In the northern United States, fewer snow storms should be good news for commercial insurers because claims for damages to roofs or pipes or for household leaks should all be down. But less snow could encourage more driving and bump up accidents. “The conditions are ripe for commercial insurers to see lower losses related to winter storms, but higher losses for auto insurers because there will be more people on the roads,” said Rob Haines, senior insurance analyst at CreditSights.
To be sure, El Niño has very different effects depending on geography and, like most weather patterns, is still hard to forecast with certainty. It defied expectations and did not show up in 2014 — which was, nevertheless, the hottest year on record. And this time around, the world has massive stocks of grains after several years of bumper harvests and no shortage of base metals — partly due to slowing growth in China and new supplies coming to the market.
“So far, the current El Niño episode hasn’t generated big moves in agricultural goods prices,” according to a research report from the Chicago Mercantile Exchange (CME), the world’s biggest grain futures market, published on Nov. 18. The United States and Canada had large harvests of corn, soy and wheat while Argentina and Brazil have had bumper harvests of soy and wheat.
In addition, according to Michel Jarraud, secretary-general of the U.N.’s World Meteorological Organization (WMO), the world is better prepared than before. He said the worst-affected countries are planning ahead and putting disaster management campaigns in place to save lives and minimize economic damage.
Worldwide, El Niño brings drier weather to Southeast Asia and Australia, with drought that can shrivel crops. India is having its first back-to-back droughts in nearly three decades, depressing its rice output and corn production, the government said in its latest crop forecast. In southeast Asia, the hot weather caused by El Niño could lower palm oil output and push prices up more than 13 percent by March or April, according to prominent industry analyst Thomas Mielke.

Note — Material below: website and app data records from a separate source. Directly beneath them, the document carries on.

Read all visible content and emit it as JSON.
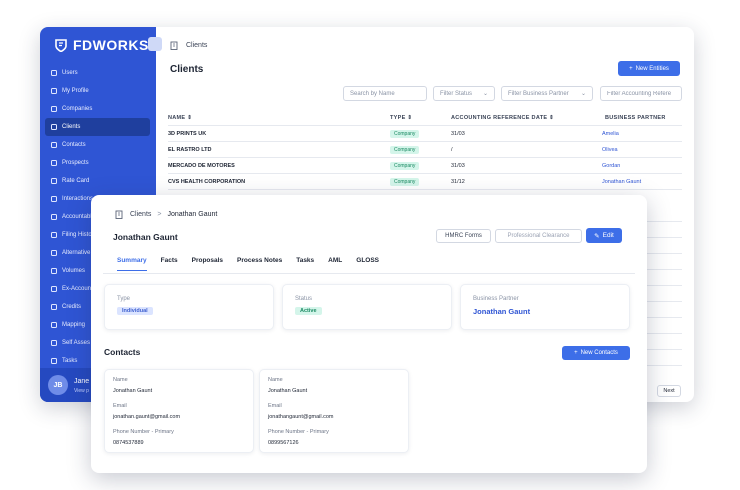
{
  "brand": {
    "name": "FDWORKS"
  },
  "sidebar": {
    "items": [
      {
        "label": "Users",
        "icon": "users-icon"
      },
      {
        "label": "My Profile",
        "icon": "user-icon"
      },
      {
        "label": "Companies",
        "icon": "building-icon"
      },
      {
        "label": "Clients",
        "icon": "clients-icon",
        "active": true
      },
      {
        "label": "Contacts",
        "icon": "contacts-icon"
      },
      {
        "label": "Prospects",
        "icon": "send-icon"
      },
      {
        "label": "Rate Card",
        "icon": "card-icon"
      },
      {
        "label": "Interactions",
        "icon": "interactions-icon"
      },
      {
        "label": "Accountable",
        "icon": "accountable-icon"
      },
      {
        "label": "Filing Histo",
        "icon": "filing-icon"
      },
      {
        "label": "Alternative",
        "icon": "alternative-icon"
      },
      {
        "label": "Volumes",
        "icon": "flask-icon"
      },
      {
        "label": "Ex-Accoun",
        "icon": "ex-account-icon"
      },
      {
        "label": "Credits",
        "icon": "credits-icon"
      },
      {
        "label": "Mapping",
        "icon": "mapping-icon"
      },
      {
        "label": "Self Asses",
        "icon": "self-assessment-icon"
      },
      {
        "label": "Tasks",
        "icon": "tasks-icon"
      }
    ],
    "user": {
      "initials": "JB",
      "name": "Jane",
      "sub": "View p"
    }
  },
  "back": {
    "breadcrumb": "Clients",
    "title": "Clients",
    "new_button": "New Entities",
    "search_placeholder": "Search by Name",
    "filter_status": "Filter Status",
    "filter_partner": "Filter Business Partner",
    "filter_ref": "Filter Accounting Refere",
    "columns": {
      "name": "NAME",
      "type": "TYPE",
      "ref": "ACCOUNTING REFERENCE DATE",
      "partner": "BUSINESS PARTNER"
    },
    "rows": [
      {
        "name": "3D PRINTS UK",
        "type": "Company",
        "ref": "31/03",
        "partner": "Amelia"
      },
      {
        "name": "EL RASTRO LTD",
        "type": "Company",
        "ref": "/",
        "partner": "Olivea"
      },
      {
        "name": "MERCADO DE MOTORES",
        "type": "Company",
        "ref": "31/03",
        "partner": "Gordan"
      },
      {
        "name": "CVS HEALTH CORPORATION",
        "type": "Company",
        "ref": "31/12",
        "partner": "Jonathan Gaunt"
      }
    ],
    "next_label": "Next"
  },
  "front": {
    "breadcrumb_root": "Clients",
    "breadcrumb_sep": ">",
    "breadcrumb_current": "Jonathan Gaunt",
    "title": "Jonathan Gaunt",
    "hmrc_button": "HMRC Forms",
    "clearance_button": "Professional Clearance",
    "edit_button": "Edit",
    "tabs": [
      "Summary",
      "Facts",
      "Proposals",
      "Process Notes",
      "Tasks",
      "AML",
      "GLOSS"
    ],
    "type_label": "Type",
    "type_value": "Individual",
    "status_label": "Status",
    "status_value": "Active",
    "partner_label": "Business Partner",
    "partner_value": "Jonathan Gaunt",
    "contacts_title": "Contacts",
    "new_contacts_button": "New Contacts",
    "contact_field_labels": {
      "name": "Name",
      "email": "Email",
      "phone": "Phone Number - Primary"
    },
    "contacts": [
      {
        "name": "Jonathan Gaunt",
        "email": "jonathan.gaunt@gmail.com",
        "phone": "0874537889"
      },
      {
        "name": "Jonathan Gaunt",
        "email": "jonathangaunt@gmail.com",
        "phone": "0899567126"
      }
    ]
  },
  "colors": {
    "sidebar": "#2f55d4",
    "accent": "#3d6ee8",
    "badge_green": "#d4f5ea",
    "badge_blue": "#dbe4ff"
  }
}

But the system could bring good news for insurers, according to Morgan Stanley, with fewer cyclones to damage property and lower payouts on car crashes in Australia, where more accidents occur in wet weather. “El Niños have historically been positive for insurers’ reported earnings,” said Andrei Stadnik, insurance and diversified financials analyst at Morgan Stanley Australia. In Texas, where El Niño may bring an unseasonal chill, Cabela’s is hoping that it will help to shift old stocks of cold weather hunting gear. “If it gets cold and rainy or cold and snow, that’s really great for our business,” Tommy Millner, Caleba’s chief executive, said on a call with analysts.
Additional reporting by Colin Packham in Sydney, Mayank Bhardwaj in New Delhi, Rajendra Jadhav in Mumbai, Naveen Thukral in Singapore and Luc Cohen in New York. Editing by John Pickering